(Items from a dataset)

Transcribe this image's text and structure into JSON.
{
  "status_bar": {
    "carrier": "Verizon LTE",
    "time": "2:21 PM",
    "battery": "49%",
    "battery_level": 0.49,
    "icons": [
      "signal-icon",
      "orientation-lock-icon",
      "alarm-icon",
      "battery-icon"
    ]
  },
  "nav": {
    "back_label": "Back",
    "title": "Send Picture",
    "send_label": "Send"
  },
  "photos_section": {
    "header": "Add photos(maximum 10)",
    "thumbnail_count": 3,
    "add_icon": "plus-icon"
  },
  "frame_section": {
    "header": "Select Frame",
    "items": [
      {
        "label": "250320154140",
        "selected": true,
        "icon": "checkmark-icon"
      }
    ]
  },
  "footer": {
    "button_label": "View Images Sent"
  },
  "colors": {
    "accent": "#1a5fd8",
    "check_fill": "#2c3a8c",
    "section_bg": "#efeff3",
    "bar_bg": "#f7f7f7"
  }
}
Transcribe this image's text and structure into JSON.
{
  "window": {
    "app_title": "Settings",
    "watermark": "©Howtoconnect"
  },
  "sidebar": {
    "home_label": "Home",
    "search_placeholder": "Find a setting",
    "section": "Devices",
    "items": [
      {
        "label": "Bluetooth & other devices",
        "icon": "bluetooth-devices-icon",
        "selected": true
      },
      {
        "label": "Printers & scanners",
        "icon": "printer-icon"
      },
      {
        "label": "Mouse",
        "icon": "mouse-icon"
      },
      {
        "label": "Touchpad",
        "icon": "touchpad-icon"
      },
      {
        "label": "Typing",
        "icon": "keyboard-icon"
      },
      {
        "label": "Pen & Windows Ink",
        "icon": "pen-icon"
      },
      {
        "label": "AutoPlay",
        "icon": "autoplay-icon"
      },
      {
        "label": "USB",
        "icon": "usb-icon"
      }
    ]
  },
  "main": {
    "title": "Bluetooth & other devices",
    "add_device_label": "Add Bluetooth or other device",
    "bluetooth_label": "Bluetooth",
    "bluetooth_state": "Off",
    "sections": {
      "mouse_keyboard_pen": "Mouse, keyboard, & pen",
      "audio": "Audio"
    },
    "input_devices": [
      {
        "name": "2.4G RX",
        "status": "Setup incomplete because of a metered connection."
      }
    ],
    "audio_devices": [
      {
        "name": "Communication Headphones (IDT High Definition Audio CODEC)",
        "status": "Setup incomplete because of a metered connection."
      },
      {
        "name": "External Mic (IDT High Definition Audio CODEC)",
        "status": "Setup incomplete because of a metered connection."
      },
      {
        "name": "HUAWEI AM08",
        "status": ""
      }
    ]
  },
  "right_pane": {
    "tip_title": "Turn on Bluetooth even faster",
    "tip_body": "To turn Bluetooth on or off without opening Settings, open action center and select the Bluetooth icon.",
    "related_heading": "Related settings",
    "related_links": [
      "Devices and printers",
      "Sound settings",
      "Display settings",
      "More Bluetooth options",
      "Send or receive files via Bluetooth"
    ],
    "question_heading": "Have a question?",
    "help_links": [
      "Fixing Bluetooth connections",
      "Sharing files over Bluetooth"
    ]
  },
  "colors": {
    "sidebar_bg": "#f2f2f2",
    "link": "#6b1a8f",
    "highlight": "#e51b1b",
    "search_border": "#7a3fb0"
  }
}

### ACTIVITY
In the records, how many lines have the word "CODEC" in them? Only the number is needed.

### EXERCISE RESULT
2